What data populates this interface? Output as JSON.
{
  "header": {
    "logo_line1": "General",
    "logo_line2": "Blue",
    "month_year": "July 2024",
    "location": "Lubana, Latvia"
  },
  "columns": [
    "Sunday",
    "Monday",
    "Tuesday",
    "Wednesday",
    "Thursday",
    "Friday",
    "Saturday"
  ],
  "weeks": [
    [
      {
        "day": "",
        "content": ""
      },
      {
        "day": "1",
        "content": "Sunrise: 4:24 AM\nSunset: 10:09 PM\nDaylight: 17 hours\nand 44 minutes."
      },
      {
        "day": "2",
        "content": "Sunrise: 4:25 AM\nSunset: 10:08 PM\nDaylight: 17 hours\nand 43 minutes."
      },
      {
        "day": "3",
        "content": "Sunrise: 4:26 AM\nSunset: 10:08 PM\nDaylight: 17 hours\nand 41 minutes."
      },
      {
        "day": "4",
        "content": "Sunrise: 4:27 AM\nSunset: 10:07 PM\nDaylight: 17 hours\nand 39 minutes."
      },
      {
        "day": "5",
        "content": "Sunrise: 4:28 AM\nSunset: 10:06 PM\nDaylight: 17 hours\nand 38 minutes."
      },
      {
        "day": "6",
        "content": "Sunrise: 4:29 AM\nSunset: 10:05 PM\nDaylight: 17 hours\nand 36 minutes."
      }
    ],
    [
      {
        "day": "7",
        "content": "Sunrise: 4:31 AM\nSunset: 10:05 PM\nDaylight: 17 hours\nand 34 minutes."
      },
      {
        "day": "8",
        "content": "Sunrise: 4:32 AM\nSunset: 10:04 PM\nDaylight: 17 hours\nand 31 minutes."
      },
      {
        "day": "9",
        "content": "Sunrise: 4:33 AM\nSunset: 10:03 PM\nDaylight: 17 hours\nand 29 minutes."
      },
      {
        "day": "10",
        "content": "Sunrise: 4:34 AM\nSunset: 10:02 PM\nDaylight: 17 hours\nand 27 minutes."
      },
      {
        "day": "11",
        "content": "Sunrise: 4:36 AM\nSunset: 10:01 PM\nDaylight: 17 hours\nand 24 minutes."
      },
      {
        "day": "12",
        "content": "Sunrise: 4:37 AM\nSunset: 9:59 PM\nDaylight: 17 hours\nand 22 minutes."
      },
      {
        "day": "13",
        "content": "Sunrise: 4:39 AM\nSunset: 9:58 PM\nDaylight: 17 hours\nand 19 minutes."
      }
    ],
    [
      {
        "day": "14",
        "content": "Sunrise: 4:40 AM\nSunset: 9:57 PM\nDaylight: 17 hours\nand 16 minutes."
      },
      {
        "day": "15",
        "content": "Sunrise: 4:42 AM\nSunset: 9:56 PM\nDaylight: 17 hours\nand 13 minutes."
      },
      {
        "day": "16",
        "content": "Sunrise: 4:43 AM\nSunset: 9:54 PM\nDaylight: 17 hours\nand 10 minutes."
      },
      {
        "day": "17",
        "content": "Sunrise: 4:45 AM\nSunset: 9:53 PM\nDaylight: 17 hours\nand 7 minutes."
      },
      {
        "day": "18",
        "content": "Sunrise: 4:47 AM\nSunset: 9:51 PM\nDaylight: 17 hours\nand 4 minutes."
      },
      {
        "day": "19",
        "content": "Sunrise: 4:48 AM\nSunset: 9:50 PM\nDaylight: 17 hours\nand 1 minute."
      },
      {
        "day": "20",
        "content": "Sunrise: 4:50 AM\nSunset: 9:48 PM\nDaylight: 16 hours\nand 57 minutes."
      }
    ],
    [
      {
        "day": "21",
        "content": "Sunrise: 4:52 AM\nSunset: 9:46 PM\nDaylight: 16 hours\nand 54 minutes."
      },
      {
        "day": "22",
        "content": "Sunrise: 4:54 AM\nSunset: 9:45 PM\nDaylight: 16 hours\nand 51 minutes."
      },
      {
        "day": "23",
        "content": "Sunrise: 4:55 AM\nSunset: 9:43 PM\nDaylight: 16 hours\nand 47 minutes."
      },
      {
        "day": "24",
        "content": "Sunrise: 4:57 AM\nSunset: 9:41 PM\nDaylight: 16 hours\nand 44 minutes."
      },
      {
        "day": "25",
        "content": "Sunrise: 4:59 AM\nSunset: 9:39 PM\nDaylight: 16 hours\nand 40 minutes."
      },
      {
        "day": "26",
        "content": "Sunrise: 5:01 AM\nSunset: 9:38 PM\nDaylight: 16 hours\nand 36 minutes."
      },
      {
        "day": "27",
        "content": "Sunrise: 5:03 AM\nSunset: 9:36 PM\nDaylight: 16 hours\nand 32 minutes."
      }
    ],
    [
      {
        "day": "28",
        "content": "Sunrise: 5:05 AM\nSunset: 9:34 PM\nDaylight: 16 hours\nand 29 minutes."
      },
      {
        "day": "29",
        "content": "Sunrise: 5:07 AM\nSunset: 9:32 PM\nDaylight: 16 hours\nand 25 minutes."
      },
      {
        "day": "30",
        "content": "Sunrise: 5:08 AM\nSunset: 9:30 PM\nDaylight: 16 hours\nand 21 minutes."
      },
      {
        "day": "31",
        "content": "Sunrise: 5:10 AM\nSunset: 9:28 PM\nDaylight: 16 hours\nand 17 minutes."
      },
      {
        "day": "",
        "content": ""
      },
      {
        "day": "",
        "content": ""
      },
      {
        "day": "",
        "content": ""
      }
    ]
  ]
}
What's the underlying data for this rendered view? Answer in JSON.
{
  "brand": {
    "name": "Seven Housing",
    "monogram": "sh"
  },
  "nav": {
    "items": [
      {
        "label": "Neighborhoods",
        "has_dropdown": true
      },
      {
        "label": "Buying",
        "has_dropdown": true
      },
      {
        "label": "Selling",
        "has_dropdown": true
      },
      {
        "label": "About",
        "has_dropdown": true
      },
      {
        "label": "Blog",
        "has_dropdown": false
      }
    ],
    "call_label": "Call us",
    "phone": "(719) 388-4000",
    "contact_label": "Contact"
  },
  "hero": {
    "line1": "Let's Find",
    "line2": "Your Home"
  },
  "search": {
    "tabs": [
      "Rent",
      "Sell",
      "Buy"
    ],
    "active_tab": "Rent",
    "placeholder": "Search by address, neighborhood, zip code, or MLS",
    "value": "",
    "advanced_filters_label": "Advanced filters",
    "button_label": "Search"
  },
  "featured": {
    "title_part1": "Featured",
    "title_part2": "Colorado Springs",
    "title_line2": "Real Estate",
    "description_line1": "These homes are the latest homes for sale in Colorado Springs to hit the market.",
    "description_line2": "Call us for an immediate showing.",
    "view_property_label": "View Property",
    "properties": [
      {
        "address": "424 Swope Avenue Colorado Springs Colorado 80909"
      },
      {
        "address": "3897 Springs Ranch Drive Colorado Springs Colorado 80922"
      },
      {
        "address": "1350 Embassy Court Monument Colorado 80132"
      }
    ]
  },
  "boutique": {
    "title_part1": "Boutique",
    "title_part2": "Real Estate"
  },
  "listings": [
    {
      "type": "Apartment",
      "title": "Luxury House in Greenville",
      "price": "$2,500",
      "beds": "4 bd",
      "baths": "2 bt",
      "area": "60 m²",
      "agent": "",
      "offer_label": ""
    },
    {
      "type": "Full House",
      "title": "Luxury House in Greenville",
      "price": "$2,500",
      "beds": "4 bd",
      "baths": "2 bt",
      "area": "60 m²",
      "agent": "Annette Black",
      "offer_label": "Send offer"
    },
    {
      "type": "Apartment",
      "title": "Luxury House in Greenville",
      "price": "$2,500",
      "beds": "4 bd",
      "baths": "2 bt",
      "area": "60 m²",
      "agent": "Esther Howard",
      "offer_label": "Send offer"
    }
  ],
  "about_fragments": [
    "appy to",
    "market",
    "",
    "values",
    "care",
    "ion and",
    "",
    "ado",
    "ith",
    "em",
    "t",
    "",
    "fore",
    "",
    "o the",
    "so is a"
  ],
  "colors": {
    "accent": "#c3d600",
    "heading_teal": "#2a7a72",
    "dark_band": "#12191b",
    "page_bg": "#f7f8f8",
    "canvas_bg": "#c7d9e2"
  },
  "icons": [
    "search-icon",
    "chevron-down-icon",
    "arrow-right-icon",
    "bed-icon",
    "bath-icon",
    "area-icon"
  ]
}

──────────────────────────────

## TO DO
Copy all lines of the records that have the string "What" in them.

## PROBLEM SOLUTION
What data populates this interface? Output as JSON.
What's the underlying data for this rendered view? Answer in JSON.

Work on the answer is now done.